Plaintiff contended that the doctor further mismanaged her infection by not aggressively treating it, causing long term harm to the plaintiff by compromising her abduction muscles.
The defendant’s expert disputed liability and causation. David Rifkin settled this claim for $600,000 through mediation without a lawsuit being filed.
Our office represented a woman who had developed breast cancer. The attorney filed suit and alleged that the defendant doctor was negligent in failing to identify a mass. The case settled prior to trial for $500,000.
The surviving spouse brought this medical malpractice claim after her 60-year-old husband died from a myocardial infarction. The decedent presented to his Primary Care Physician for an annual physical exam. The medical records indicated that the decedent mentioned that he had chest pressure to the defendant doctor. Defendant failed to order an EKG or other diagnostic tests for coronary artery disease. The decedent had a myocardial infarction and died three weeks later. We settled the case through mediation one month before the pre-trial.
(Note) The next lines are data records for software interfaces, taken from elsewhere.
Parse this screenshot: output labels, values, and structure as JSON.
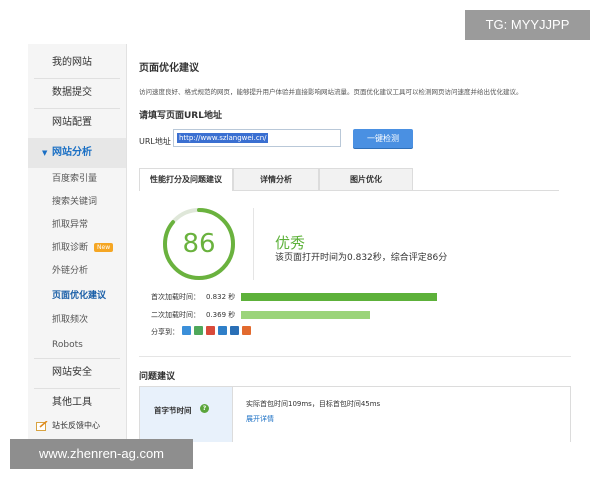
{
  "sidebar": {
    "items": [
      {
        "label": "我的网站"
      },
      {
        "label": "数据提交"
      },
      {
        "label": "网站配置"
      },
      {
        "label": "网站分析"
      },
      {
        "label": "网站安全"
      },
      {
        "label": "其他工具"
      }
    ],
    "sub_items": [
      {
        "label": "百度索引量"
      },
      {
        "label": "搜索关键词"
      },
      {
        "label": "抓取异常"
      },
      {
        "label": "抓取诊断",
        "badge": "New"
      },
      {
        "label": "外链分析"
      },
      {
        "label": "页面优化建议"
      },
      {
        "label": "抓取频次"
      },
      {
        "label": "Robots"
      }
    ],
    "feedback": "站长反馈中心"
  },
  "main": {
    "title": "页面优化建议",
    "description": "访问速度良好、格式规范的网页，能够提升用户体验并直接影响网站流量。页面优化建议工具可以检测网页访问速度并给出优化建议。",
    "url_section_title": "请填写页面URL地址",
    "url_label": "URL地址",
    "url_value": "http://www.szlangwei.cn/",
    "check_button": "一键检测",
    "tabs": [
      {
        "label": "性能打分及问题建议"
      },
      {
        "label": "详情分析"
      },
      {
        "label": "图片优化"
      }
    ],
    "score": "86",
    "score_fraction": 0.86,
    "grade": "优秀",
    "grade_desc": "该页面打开时间为0.832秒，综合评定86分",
    "load_times": [
      {
        "label": "首次加载时间：",
        "value": "0.832 秒",
        "fraction": 1.0
      },
      {
        "label": "二次加载时间：",
        "value": "0.369 秒",
        "fraction": 0.66
      }
    ],
    "share_label": "分享到：",
    "share_icons": [
      "plus-share-icon",
      "qzone-share-icon",
      "weibo-share-icon",
      "tencent-share-icon",
      "renren-share-icon",
      "kaixin-share-icon"
    ],
    "issues_title": "问题建议",
    "issue": {
      "name": "首字节时间",
      "detail": "实际首包时间109ms，目标首包时间45ms",
      "link": "展开详情"
    }
  },
  "colors": {
    "accent_blue": "#4a90e2",
    "score_green": "#6ab23e",
    "bar_first": "#5db13a",
    "bar_second": "#9bd47a",
    "active_nav": "#1a6fc4"
  },
  "watermarks": {
    "top_right": "TG: MYYJJPP",
    "bottom_left": "www.zhenren-ag.com"
  }
}
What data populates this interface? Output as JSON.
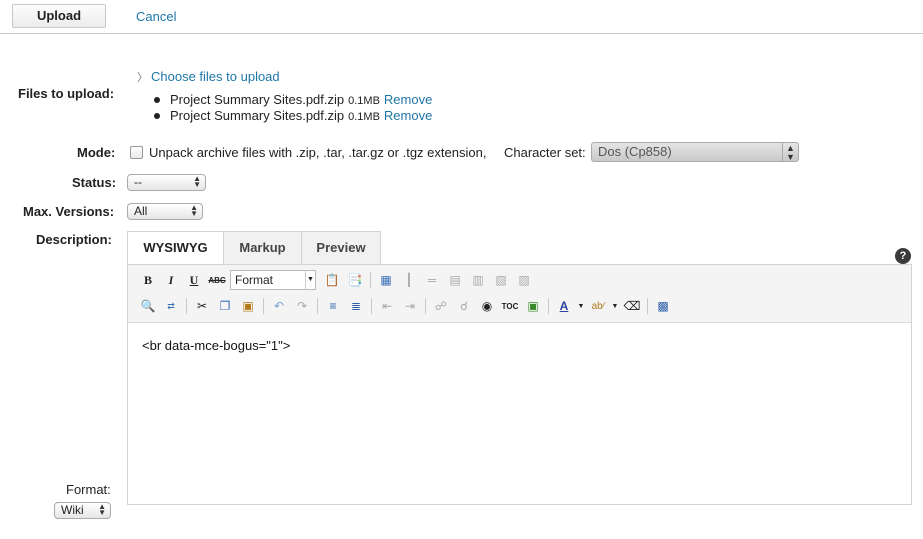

Our office represented a 32-year-old male who went to the emergency room at a local hospital and described to the defendant emergency room physician that he had substernal chest pressure radiating to his jaw and down his left arm. Plaintiff had a history of ominous cardiac risk factors including hypertriglyceridemia, hypercholesterolemia, hypertension, a positive family history for coronary artery disease, and a type “A” personality. The Defendant failed to make the diagnosis of an impending myocardial infarction, failed to administer thrombolytic agents, heparin, and/or intravenous nitrates, and failed to secure an emergency cardiology consultation or to admit the Plaintiff to the CCU as was indicated. Instead, the plaintiff was sent home. Five hours later, the Plaintiff returned to the emergency room presented with similar complaints to the same defendant doctor and was admitted to the hospital. After stabilization, the Plaintiff was transferred to another hospital at his request. The plaintiff had cardiac bypass surgery four months later.
The Defendant claimed that he was not negligent in diagnosing the heart attack and that no damage resulted from the five-hour delay, as supported by the subsequent tests which showed no evidence of ischemia.
We settled the claim one week before trial for $350,000.
A well-known doctor caused a young mother to be restrained and sectioned to a hospital for mental evaluation based solely on the word of her husband whose father was a friend of the doctor, contrary to the Massachusetts statute that has specific laws that sanction such actions by a doctor. The jury found for the client against the doctor after a two-week trial. The jury verdict was less than what was offered as a settlement while the jury deliberated with the lesson that a settlement is often better than winning at trial.